A comment I made yesterday brought back a bizarre memory about rules.
There was a time when our two older kids were in daycare together. Depending upon my wife’s and my schedules, you’d either drop the kids off in the morning or pick them up at the end of the day. Because of their age difference, they were in two different rooms. Between the two rooms, there was a cloak room where the kids’ clothes, boots, etc. were hung up and the doorways were such that you could see from one room into the other. Each of the rooms had an outside door for entry and exit. OK, stage set.
Dropping the kids off was no big deal. They were always excited to see their friends and get involved in the play activities. Often it was hard to even say goodbye to them as they were off like a shot once their coats and shoes were off. It was picking them up that was the issue.
And where the rules came in.
Rule #1. You have to pick up the older child first. I’m assuming that the rationale was that they could dress themselves but it would take longer than if Dad did it. A big shoutout to whoever invented velcro. So, you enter their room, takes your shoes/boots off and take the child into the cloakroom and get them ready.
The problem was that the younger child could see you coming and would come to their entrance to the cloak room which was blocked by a see-through gate. He was excited to see you, knowing that the family would be going home for supper soon. In a perfect world, I could just reach over the gate, grab him, dress him and we were gone. But the rules prohibited that.
Rule #2. You could then pick up the younger child. But, I had to leave the first room by its exit, walk around the corner into the second room, take my shoes/boots off and then get him. The situation was always the same. He was standing at the gate looking into the other room crying, just knowing that he’d been abandoned again.
Ever the inquirer, I asked “Why do we have to do it this way?”
The answer? “That’s the rules.”
The response? “Why?”
The comeback. “That’s the rules.”
The situation helped me with my own understanding of rules. The bottom line should be – if you’re going to have rules, you need to know why. There are good reasons for rules – I get that – and if you could explain why, it would go a long way to understanding.
It made me think of rules in my own school.

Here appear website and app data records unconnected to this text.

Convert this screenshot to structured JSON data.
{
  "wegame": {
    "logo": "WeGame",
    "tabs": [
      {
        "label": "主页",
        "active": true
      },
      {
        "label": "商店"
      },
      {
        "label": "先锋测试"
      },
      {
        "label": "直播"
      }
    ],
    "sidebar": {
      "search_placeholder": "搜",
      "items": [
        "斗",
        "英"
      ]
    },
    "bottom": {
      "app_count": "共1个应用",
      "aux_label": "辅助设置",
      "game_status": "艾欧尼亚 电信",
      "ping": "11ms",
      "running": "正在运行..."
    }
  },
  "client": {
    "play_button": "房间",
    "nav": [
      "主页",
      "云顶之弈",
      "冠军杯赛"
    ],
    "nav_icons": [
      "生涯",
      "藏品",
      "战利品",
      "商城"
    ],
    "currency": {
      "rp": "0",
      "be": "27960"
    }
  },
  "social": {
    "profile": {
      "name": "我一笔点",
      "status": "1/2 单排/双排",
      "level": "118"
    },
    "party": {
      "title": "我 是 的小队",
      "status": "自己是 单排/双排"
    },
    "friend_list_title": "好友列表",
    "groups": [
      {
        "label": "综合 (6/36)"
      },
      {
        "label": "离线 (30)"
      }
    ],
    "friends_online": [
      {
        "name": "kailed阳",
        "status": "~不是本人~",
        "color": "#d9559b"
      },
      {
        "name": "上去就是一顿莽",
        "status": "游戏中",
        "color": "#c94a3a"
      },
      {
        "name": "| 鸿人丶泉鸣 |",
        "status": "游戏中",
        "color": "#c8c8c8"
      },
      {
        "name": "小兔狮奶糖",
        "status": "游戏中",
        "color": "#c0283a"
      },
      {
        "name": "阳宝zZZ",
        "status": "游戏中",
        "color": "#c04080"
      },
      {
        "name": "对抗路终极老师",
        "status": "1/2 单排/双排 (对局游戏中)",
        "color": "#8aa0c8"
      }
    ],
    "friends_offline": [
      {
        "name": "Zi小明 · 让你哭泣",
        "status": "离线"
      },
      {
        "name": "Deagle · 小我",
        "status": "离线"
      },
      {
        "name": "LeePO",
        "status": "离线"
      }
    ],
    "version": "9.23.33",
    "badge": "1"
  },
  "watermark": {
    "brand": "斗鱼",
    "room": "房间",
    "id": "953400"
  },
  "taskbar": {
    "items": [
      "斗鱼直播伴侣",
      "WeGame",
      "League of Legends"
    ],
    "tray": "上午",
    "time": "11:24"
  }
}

My Computer Studies classroom was in one corner on the second floor. The gymnasium was on the ground floor way on the other side of the school. Some of the students would have Phys. Ed. before Computer Science (as an aside, if you have a chance to get involved in scheduling, try to avoid the period after Phys. Ed. – just sayin’) and were constantly late. In our school, we had a rule – there was five minutes transition time between classes. As a first year teacher, I tried to follow the rules and would regularly try to deal with it.
My answer? “That’s the rules.”
Later one day, I picked up the kids from daycare and realized that I was using the same lame reason myself.
It got so frustrating – the next night after the school had emptied, I timed it myself. It took the best part of five minutes to do the walk. Stop for a drink of water and you’d be late!
So, I decided to drop in on the vice-principal for a chat. As a first year teacher, I was really nervous – I didn’t have a permanent contract – how dare I question things that have been established for years? I explained the situation and got this incredulous look from him.
“If it’s impossible, it’s impossible. Bend the rule”.
I felt like the weight of the world had been lifted from my shoulders. I’ll make the new rule “five minutes and a drink of water”.
In education, we like to have rules. I suppose in some ways, we rationalize it by thinking that we’re making kids better citizens and keeping things safe. In practical terms, we probably do many of them to make life easier for ourselves.
But, if we can’t think of a good reason to have and enforce the rules, do we really need it?